In 1992 the United Nations Environmental Programme (UNEP) designated Karabash as one of the world's most polluted towns. The same year the foundry was closed for "ecological reasons" according to the town authorities, only to be reopened in February 1998. That was after it had been taken over by an industrialist from the nearby town of Kyshtym, a man well-enough connected to get the foundry running again.
"Since the plant was reopened, our hospital has seen a sharp rise in pneumonia and bronchitis cases," said head nurse Natalia Charando. The number of blood illnesses have doubled and skin complaints are also up, she added. The death rate from cancer was 25.8 out of 1,000 in 1997 and 39.1 in 1998. "I'm only 25 and I've already lost all my teeth," said local resident Alexei Petrovitch.
A government commission which came here three years ago merely verified the parlous state of affairs. Karabash is the only Russian town officially recognised by the government as an "ecological disaster zone". That doesn't help the people living here: "The government promised financial aid, but we haven't seen a single ruble," complains deputy mayor Yagodinets.
The foundry's directors have promised to build air purification units by January 1, 2000. "We strongly doubt that will happen.
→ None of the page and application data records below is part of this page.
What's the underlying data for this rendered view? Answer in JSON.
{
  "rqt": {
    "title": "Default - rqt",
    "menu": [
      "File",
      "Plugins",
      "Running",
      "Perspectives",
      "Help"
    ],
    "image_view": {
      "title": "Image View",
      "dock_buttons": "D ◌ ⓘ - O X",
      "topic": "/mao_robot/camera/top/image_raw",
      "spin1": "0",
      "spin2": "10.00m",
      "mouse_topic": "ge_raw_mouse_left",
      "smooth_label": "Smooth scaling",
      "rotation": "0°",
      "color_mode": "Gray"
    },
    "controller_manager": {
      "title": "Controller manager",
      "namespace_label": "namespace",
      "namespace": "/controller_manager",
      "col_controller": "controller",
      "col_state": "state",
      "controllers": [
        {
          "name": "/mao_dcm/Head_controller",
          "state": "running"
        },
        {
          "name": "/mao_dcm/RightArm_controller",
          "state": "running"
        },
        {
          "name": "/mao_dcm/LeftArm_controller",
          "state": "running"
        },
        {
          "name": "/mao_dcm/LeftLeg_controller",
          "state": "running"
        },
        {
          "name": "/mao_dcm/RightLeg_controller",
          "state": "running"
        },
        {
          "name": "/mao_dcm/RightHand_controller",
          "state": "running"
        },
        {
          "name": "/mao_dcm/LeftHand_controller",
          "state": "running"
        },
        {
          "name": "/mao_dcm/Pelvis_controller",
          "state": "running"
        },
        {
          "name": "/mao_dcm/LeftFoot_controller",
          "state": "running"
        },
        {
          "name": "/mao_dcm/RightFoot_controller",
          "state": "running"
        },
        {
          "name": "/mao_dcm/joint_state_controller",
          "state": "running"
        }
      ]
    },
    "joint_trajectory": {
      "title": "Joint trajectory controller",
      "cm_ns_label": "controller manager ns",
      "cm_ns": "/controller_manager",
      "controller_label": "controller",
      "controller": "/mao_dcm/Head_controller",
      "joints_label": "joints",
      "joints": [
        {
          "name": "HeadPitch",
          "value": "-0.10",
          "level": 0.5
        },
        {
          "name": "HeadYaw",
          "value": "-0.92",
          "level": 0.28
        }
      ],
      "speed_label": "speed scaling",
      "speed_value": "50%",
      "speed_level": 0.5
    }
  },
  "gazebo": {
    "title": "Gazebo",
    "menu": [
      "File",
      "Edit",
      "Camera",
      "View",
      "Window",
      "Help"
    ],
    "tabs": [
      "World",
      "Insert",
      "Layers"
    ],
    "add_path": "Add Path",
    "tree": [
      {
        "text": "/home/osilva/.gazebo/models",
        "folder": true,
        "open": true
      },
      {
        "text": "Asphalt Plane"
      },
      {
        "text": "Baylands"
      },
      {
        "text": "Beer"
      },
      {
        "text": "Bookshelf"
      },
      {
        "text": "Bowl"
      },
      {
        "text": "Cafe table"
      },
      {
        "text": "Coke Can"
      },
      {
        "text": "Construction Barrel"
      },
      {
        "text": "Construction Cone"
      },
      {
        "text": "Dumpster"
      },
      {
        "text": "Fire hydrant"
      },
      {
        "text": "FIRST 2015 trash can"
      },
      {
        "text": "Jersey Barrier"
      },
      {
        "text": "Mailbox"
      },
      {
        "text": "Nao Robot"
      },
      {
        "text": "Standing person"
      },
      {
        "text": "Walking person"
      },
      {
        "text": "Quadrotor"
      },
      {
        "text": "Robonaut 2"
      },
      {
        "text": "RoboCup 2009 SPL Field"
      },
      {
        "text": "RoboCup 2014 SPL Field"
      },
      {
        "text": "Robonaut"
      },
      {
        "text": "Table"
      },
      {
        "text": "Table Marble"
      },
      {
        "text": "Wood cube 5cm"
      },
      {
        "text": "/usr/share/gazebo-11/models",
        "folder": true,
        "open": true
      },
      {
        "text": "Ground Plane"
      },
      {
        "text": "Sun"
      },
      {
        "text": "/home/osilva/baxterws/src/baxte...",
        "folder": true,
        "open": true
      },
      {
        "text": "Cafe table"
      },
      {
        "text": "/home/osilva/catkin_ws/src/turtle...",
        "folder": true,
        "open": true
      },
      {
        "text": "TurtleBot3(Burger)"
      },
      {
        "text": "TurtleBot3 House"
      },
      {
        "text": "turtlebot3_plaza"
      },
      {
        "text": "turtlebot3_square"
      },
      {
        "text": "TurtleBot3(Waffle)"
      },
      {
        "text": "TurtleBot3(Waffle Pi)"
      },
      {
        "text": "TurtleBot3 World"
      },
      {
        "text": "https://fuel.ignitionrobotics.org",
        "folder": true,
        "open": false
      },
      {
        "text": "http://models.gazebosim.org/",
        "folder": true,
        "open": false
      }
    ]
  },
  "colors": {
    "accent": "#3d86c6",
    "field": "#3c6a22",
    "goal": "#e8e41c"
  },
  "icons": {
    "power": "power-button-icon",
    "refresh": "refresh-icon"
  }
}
For the time being there isn't even a concrete proposal," said a foundry employee under cover of anonymity. "We hope to have the problem solved in two-and-a-half years," said an optimistic Ranski. "We are in the process of getting rid of 10-15 percent of the copper slag" produced by the factory as waste," he added.